WASHINGTON — Sen. Joseph R. Biden Jr., the ranking Democrat on the Senate Foreign Relations Committee, said Thursday that he returned from a Middle East tour last week "more hopeful than just about any time" about easing the tensions between Israel and the Palestinians.
But the Delaware lawmaker urged the Bush administration to appoint a special envoy to help ensure that the Palestinian Authority's Jan. 9 presidential election is successful and paves the way for a resumption of Israeli-Palestinian peace talks.
Biden, who met with Israeli Prime Minister Ariel Sharon, Palestinian leader Mahmoud Abbas and Egyptian President Hosni Mubarak, said all agreed there was an opportunity to make progress. Only Washington and most of Israel's Arab neighbors, Biden said, remain less than fully engaged.
In a briefing with reporters, Biden said Abbas -- who became chairman of the Palestine Liberation Organization last month, after the death of PLO chief and Palestinian Authority President Yasser Arafat -- told him that Palestinians must provide security for the Israelis because "we haven't any choice."
Abbas believes that he could control most of the militias involved in the uprising against Israel, Biden said.
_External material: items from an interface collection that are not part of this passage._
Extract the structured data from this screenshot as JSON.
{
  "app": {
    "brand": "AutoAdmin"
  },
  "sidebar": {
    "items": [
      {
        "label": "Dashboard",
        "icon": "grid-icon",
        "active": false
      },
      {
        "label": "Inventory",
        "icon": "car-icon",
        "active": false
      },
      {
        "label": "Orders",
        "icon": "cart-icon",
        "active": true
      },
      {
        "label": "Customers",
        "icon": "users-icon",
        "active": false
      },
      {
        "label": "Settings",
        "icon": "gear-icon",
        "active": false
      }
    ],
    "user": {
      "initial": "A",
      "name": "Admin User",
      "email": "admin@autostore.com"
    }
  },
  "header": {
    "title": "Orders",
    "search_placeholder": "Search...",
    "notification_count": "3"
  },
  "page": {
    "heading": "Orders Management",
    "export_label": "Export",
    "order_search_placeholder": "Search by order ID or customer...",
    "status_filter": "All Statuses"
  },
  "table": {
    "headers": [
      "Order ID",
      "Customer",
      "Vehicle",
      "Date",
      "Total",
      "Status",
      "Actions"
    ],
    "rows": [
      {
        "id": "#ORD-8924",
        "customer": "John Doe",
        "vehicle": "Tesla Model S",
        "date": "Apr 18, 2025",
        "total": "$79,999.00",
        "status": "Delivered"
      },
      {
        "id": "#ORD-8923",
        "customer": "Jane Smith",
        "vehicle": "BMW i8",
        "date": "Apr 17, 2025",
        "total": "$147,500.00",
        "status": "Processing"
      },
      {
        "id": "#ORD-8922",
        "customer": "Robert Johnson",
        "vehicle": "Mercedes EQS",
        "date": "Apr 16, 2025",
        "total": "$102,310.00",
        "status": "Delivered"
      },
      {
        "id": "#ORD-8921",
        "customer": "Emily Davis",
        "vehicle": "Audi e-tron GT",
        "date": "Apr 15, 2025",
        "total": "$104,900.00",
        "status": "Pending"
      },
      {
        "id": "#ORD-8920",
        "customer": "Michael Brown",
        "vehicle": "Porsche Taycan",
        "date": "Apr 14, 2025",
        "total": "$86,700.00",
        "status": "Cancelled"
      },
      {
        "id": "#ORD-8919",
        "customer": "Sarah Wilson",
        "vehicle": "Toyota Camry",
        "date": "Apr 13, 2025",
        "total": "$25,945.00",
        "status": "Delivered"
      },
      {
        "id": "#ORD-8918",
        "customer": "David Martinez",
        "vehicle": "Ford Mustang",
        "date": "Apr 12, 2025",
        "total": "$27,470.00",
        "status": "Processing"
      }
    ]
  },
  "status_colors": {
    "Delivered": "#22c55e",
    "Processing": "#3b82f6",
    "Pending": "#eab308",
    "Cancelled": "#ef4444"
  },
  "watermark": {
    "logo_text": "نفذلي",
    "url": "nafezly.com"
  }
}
The Palestinian leader "focused on Israeli needs," he added.
Biden said Sharon similarly showed interest in addressing Palestinian needs. Sharon said the United States should give Abbas financial and political support to help ensure that the voting succeeds and negotiations with Israel resume.
Although none of the leaders he spoke with asked for a special envoy, Biden said, he believed that the Bush administration should appoint one soon to work with the parties on the ground before and after the election.
"This is local politics right now," he said.
To survive politically, Abbas needs to address the hopes of his constituents, Biden said, and the U.S. should do what it can to help him. "He has to be able to deliver something" over the next three months, Biden said of Abbas, who this week called on Palestinians to end the armed struggle against Israel.
The senator said that he was unsure whether the administration understood the urgency of the situation and that he would like to see it offer suggestions on how it could help Abbas now.